April 12, 2002
During the winter, mountain valleys are prone to the development of “temperature inversions”. They are called “inversions” because they are an “upside-down” situation. Typically the temperature of the atmosphere gets colder as you get farther away from the Earth’s surface. However, during an inversion, air at the surface is much colder than the air above it. Inversions tend to form during stretches of clear, calm, very cold weather. Without clouds, heat given off by the earth escapes easily into space, causing a layer of cold air to develop at the surface. If the inversion persists, air quality can become a problem as the stagnant layer near the surface fills with pollutants such as smoke from wood-burning stoves or emissions from automobiles. Eventually a storm passes through, blowing the polluted air out of the valley.

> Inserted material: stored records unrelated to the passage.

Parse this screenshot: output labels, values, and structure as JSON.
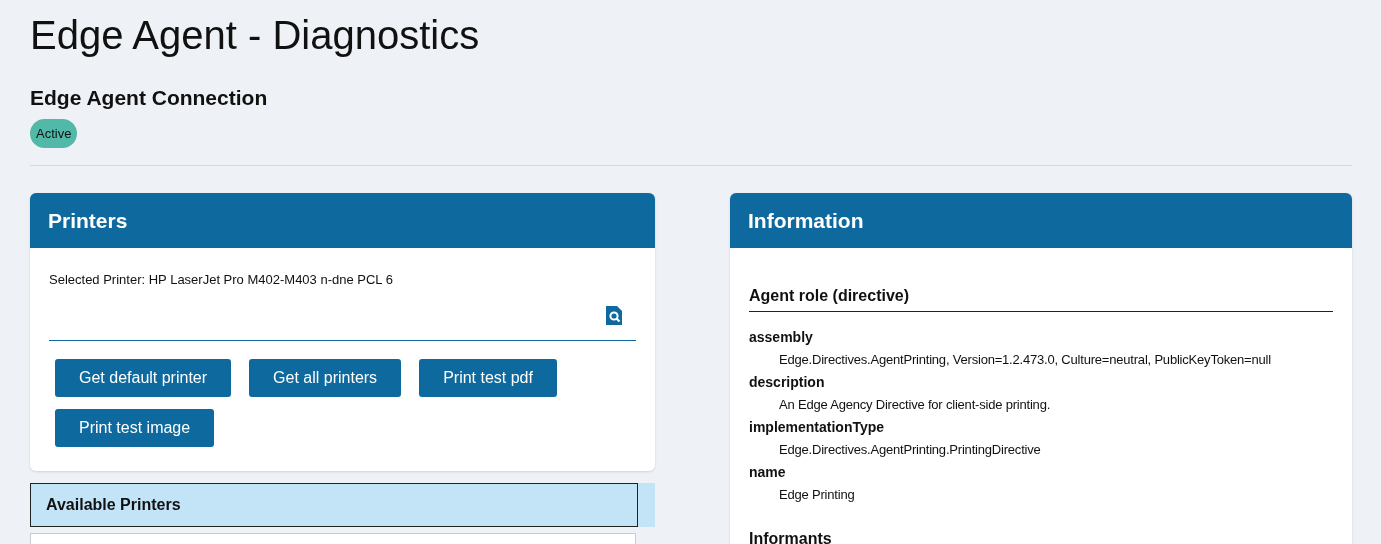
{
  "page_title": "Edge Agent - Diagnostics",
  "connection": {
    "heading": "Edge Agent Connection",
    "status": {
      "label": "Active",
      "active": true
    }
  },
  "printers": {
    "title": "Printers",
    "selected_printer": "Selected Printer: HP LaserJet Pro M402-M403 n-dne PCL 6",
    "buttons": [
      "Get default printer",
      "Get all printers",
      "Print test pdf",
      "Print test image"
    ],
    "available": {
      "title": "Available Printers"
    }
  },
  "information": {
    "title": "Information",
    "section": "Agent role (directive)",
    "properties": [
      {
        "key": "assembly",
        "value": "Edge.Directives.AgentPrinting, Version=1.2.473.0, Culture=neutral, PublicKeyToken=null"
      },
      {
        "key": "description",
        "value": "An Edge Agency Directive for client-side printing."
      },
      {
        "key": "implementationType",
        "value": "Edge.Directives.AgentPrinting.PrintingDirective"
      },
      {
        "key": "name",
        "value": "Edge Printing"
      }
    ],
    "next_section": "Informants"
  }
}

The photo on top shows an inversion that was present in the Helena Valley of Montana for several days during late December of 2001. The boundary between the colder air below and the warmer clear air above is very distinct. The bottom photo shows the same valley several weeks later. The “Sleeping Giant” can be seen on the horizon.